Make your “team slide” matter
The team slide is always a hard one for me. It is in every founder presentation for every new opportunity that I get to learn about. It is…
The team slide is always a hard one for me. It is in every founder presentation for every new opportunity that I get to learn about. It is also the slide where I learn the least — both in my pre-read of the materials and in the meeting with founders.
By the time I meet you, I have stalked you and your team on the internet — your history is clear to me and is typically a driver of the decision to request time on your calendar. Until this week, I typically encourage founders to skip the slide and avoid the “biohazard” but the other day I met a founder who didn’t want to skip the slide and I am really glad she didn’t.
Instead of talking about each person on her team and what they had done, she talked about each person on her team, focused on their unique area of strength, how it was critical to the success of her company and then gave a specific example from the person’s past — something NOT obvious from their LinkedIn profile — of this strength in action. It was great and I learned a ton.
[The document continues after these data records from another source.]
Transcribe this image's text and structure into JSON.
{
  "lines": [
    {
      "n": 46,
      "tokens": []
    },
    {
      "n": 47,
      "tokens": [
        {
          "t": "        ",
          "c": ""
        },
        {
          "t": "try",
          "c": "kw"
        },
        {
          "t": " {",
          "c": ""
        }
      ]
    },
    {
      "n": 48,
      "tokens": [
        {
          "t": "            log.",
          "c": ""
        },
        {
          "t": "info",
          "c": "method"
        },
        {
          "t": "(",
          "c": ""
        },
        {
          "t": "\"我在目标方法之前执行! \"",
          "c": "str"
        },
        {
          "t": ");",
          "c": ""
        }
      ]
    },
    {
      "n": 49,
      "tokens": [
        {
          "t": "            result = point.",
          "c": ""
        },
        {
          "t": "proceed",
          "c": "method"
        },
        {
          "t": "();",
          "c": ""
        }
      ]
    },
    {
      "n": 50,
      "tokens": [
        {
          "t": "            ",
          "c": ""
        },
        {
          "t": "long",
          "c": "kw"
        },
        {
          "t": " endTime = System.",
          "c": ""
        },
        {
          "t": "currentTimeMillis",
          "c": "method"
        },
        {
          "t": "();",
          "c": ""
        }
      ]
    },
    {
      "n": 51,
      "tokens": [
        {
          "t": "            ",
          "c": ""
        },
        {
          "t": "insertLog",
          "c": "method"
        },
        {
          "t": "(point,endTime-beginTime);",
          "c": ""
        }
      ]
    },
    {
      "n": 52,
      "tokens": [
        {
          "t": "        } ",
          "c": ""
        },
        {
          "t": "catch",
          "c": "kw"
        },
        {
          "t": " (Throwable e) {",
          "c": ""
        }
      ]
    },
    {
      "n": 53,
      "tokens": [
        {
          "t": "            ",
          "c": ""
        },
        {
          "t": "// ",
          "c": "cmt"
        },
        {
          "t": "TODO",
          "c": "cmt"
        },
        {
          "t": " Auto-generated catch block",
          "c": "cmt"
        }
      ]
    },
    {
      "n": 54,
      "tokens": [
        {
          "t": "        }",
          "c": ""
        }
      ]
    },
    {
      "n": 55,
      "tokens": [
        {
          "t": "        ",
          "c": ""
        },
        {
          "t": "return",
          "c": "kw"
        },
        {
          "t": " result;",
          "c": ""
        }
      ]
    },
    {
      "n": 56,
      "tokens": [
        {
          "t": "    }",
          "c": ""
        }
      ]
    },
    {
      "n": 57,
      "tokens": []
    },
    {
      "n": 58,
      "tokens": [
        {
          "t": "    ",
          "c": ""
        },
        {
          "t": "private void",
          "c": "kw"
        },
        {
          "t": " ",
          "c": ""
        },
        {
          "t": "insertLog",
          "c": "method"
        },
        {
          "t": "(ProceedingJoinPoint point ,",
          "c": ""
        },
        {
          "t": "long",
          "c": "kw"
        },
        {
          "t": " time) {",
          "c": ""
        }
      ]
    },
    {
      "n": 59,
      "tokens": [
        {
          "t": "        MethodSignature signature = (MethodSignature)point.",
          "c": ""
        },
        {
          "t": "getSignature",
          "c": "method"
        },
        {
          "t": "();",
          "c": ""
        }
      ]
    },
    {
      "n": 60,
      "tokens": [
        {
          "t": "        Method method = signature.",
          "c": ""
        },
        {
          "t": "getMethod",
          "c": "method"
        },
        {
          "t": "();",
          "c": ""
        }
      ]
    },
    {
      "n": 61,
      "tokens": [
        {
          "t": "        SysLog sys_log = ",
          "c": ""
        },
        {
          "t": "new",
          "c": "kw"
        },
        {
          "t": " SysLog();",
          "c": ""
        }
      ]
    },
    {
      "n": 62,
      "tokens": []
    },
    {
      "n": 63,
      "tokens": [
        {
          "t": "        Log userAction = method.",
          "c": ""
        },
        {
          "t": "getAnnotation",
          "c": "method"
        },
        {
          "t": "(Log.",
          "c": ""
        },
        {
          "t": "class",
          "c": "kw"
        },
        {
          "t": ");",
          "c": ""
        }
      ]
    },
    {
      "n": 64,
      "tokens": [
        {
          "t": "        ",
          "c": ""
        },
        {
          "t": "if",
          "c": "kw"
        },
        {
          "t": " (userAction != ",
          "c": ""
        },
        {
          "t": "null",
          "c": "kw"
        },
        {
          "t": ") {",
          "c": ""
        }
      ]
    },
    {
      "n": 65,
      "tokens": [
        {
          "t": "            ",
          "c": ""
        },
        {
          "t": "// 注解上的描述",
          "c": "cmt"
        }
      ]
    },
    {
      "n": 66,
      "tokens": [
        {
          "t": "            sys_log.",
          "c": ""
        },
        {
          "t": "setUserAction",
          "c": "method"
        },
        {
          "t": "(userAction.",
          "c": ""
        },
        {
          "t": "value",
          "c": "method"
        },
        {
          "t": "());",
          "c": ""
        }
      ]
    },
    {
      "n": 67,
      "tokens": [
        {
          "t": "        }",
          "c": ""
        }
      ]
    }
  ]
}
Imagine we started a company together and we’re going to sell shoe laces with inspirational quotes printed on them targeting female runners. You’re the CEO, I am the product and marketing focused co-founder.
As the CEO, you could tell VCs that I have an MBA from a good school, was an early employee at a successful footwear company and that I founded a fitness gaming company. Alternatively, you could assume that the VC already knows the basics (or that they can read the bullets on the slide quickly). Then, you could tell them that my superpower is the ability to understand my target customer and their needs — almost to the point of schizophrenia. You could tell them (in more detail than I include here) about the creation of the AND 1 MixTape and how it evolved from a series of home videos we would watch at lunch to a celebration of hip hop and hoops and evolved into one of the best marketing/branding properties ever. From 16 year old ball players with attitude to stay at home moms looking for a affordable and convenient fitness guidance, my success in niche markets, similar to custom shoe laces for female runners, has come from this understanding of the customer and helped me create brands and products that resonate with the customer at an emotional level — a key to success for this company.
If you approach your team slide this way, you really tell the VC something important about each person you are working with and you also teach them how you thought about assembling the team, the strengths you have brought together and how you all will collaborate to achieve success.